  21. ^ "Robert F. Kennedy discussed gun control in Roseburg 50 years ago". MSNBC.
  22. ^ "US Gazetteer files 2010". United States Census Bureau. Archived from the original on July 2, 2012. Retrieved December 21, 2012.
  23. ^ "Mount Nebo Goats Placed for Adoption", Eugene Register-Guard, August 8, 1984, accessed October 6, 2015
  24. ^ a b c d "U.S. Climate Normals Quick Access – Station: Roseburg RGNL AP, OR". National Oceanic and Atmospheric Administration. Retrieved April 29, 2023.
  25. ^ "ROSEBURG WB AP, OREGON USA Weather History and Climate Data". Retrieved August 18, 2012.
  26. ^ "Roseburg Douglas County Oregon average temperature, sunshine and precipitation data". Retrieved August 18, 2012.
  27. ^ a b "NOAA Online Weather Data – NWS Medford". National Weather Service. Retrieved April 29, 2023.
  28. ^ Moffatt, Riley. Population History of Western U.S. Cities & Towns, 1850–1990. Lanham: Scarecrow, 1996, 215.
  29. ^ United States Census Bureau. "Census of Population and Housing". Retrieved October 2, 2014.
  30. ^ "Population Estimates". United States Census Bureau. Retrieved June 8, 2018.
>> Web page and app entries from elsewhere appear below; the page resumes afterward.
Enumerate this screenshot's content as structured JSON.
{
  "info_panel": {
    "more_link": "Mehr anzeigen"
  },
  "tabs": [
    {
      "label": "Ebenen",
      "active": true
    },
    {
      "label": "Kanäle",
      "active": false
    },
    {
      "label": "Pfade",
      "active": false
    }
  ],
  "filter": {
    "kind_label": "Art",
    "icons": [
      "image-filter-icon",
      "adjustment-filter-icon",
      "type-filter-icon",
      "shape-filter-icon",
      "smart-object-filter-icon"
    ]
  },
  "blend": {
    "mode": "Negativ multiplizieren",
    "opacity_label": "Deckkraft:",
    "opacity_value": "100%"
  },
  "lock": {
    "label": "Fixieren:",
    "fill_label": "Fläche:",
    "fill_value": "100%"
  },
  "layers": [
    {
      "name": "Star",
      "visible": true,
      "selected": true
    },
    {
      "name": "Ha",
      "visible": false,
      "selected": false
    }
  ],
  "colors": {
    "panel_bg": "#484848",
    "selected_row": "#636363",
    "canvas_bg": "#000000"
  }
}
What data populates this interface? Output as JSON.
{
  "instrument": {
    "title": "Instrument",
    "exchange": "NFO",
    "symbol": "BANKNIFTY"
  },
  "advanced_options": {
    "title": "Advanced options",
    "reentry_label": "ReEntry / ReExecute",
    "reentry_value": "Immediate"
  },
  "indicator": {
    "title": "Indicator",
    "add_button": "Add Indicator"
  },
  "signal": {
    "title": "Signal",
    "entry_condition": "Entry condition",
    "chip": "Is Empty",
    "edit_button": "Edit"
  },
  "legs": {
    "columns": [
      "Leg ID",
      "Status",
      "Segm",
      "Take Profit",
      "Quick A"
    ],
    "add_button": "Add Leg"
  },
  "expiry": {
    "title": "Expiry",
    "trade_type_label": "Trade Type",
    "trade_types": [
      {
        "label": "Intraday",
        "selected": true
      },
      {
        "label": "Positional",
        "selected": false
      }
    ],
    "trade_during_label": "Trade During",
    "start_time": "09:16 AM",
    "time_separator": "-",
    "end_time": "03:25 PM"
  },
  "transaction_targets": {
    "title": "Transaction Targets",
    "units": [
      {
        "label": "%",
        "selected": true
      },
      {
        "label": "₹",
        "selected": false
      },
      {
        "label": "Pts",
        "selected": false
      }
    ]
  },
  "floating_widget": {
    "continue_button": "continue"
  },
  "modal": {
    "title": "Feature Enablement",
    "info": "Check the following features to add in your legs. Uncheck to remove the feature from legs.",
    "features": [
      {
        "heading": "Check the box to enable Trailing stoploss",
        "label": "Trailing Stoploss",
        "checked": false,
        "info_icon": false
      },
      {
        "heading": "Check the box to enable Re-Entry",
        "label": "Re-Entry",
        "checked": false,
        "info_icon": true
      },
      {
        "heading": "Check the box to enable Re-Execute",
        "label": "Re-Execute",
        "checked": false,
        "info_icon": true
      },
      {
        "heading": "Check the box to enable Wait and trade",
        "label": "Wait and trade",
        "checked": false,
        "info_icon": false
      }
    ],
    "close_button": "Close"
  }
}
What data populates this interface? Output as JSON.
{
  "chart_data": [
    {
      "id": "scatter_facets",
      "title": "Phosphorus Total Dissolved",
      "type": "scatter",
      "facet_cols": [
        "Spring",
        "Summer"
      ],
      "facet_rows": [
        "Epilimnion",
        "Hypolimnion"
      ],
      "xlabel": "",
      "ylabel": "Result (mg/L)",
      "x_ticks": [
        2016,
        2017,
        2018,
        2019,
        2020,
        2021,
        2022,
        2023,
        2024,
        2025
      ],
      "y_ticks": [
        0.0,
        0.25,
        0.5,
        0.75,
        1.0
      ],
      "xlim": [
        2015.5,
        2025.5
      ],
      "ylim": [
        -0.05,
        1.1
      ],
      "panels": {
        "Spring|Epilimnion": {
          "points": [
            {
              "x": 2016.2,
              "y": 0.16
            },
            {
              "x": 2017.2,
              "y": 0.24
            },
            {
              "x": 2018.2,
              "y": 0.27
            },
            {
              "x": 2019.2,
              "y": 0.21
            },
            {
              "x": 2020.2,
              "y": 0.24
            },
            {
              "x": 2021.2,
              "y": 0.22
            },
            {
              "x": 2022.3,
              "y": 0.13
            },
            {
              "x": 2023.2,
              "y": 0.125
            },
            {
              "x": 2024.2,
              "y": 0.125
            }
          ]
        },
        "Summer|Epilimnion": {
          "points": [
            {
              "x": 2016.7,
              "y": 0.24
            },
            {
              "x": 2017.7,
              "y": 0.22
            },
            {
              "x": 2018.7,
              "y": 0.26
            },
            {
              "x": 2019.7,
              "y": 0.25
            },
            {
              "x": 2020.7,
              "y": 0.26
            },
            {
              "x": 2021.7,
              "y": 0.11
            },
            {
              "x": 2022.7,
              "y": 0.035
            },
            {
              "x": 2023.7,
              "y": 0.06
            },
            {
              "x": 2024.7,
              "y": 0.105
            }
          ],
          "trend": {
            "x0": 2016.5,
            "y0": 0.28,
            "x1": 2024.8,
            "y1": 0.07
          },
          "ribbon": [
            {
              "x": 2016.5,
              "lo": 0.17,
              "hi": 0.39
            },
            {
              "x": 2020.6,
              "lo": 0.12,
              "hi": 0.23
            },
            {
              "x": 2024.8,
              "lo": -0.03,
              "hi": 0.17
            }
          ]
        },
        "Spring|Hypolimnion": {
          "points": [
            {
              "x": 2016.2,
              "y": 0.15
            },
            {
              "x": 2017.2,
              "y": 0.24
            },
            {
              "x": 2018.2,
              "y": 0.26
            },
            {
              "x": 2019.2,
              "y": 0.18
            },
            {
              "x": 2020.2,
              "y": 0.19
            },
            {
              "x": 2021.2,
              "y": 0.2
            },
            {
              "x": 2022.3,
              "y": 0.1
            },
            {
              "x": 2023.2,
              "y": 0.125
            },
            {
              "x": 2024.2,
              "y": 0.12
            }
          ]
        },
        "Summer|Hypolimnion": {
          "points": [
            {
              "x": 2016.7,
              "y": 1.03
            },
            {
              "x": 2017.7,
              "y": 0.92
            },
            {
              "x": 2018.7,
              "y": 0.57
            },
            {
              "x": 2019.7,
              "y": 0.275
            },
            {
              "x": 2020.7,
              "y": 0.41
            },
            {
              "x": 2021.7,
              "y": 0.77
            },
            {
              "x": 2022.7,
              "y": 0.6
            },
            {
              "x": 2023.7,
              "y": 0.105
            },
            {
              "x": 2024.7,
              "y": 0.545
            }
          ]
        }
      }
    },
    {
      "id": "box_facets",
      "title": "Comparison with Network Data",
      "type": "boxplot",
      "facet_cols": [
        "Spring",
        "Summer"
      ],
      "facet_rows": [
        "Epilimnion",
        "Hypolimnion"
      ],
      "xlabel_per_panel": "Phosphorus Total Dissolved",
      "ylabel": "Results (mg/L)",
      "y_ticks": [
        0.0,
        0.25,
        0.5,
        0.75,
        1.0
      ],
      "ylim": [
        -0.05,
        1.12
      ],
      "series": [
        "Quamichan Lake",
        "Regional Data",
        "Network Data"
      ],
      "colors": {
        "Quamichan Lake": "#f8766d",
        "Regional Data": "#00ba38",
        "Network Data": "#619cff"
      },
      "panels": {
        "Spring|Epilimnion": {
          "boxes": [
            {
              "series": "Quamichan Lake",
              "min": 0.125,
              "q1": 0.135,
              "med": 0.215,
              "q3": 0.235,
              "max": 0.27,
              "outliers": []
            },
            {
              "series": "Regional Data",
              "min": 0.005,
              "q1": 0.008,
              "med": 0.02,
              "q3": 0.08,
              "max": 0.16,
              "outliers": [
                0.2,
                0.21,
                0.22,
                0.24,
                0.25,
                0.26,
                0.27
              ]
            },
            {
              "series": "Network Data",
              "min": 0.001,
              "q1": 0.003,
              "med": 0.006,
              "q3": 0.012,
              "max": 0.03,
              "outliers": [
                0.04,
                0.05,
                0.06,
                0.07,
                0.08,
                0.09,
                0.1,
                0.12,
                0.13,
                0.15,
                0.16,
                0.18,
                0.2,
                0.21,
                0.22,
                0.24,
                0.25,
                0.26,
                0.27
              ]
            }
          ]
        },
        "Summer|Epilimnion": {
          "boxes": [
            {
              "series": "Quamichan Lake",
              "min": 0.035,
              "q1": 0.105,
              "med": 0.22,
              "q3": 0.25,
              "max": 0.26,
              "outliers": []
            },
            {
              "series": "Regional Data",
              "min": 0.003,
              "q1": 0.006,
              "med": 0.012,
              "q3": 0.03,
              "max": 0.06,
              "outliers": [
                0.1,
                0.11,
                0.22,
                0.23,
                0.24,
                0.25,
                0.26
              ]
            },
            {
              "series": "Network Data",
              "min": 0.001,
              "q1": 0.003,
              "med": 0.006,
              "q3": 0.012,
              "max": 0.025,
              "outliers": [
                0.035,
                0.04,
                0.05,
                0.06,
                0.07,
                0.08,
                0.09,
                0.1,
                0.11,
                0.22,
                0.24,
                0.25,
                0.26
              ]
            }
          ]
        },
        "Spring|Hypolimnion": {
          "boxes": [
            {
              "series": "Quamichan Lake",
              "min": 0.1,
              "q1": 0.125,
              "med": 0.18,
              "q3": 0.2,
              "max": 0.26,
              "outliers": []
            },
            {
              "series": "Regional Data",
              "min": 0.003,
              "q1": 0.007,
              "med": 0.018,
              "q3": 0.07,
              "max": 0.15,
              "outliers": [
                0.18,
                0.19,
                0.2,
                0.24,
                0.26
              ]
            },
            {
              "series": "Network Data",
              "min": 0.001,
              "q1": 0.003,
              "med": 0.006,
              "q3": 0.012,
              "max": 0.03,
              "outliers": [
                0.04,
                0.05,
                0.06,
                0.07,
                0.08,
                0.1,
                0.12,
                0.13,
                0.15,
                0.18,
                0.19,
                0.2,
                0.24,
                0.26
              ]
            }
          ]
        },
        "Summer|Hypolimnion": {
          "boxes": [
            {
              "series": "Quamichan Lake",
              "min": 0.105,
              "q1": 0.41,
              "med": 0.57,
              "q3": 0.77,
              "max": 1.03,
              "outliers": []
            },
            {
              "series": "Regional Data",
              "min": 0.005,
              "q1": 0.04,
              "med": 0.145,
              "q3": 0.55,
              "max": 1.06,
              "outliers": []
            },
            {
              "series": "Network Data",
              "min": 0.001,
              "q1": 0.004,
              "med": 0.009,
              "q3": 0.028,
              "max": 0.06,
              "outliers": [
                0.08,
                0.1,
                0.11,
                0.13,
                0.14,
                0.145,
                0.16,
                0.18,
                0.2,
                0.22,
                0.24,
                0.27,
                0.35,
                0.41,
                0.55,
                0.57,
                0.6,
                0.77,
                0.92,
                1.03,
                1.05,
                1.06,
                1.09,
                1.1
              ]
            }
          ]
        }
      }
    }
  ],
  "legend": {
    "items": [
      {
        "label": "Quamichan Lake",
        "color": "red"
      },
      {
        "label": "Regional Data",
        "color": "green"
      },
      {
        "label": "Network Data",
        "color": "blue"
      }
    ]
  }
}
  31. ^ "Economy in Roseburg, Oregon". Sperling's Best Places. Retrieved February 7, 2018.
  32. ^ Mimms, Cory (September 2010). "Job loss in Roseburg". Oregon Business. Retrieved May 26, 2014.
  33. ^ "Douglas County Largest Employers" (PDF). Umpqua Economic Development Partnership. Archived from the original (PDF) on September 21, 2013.
  34. ^ "Official website". Roseburg Beacon.
  35. ^ "U-Trans".
  36. ^ "UTrans announces new service to 11 Douglas County communities not previously served". KPIC. October 3, 2017. Retrieved April 26, 2023.
  37. ^ "Sister Cities". City of Roseburg. Retrieved August 18, 2012.

Further reading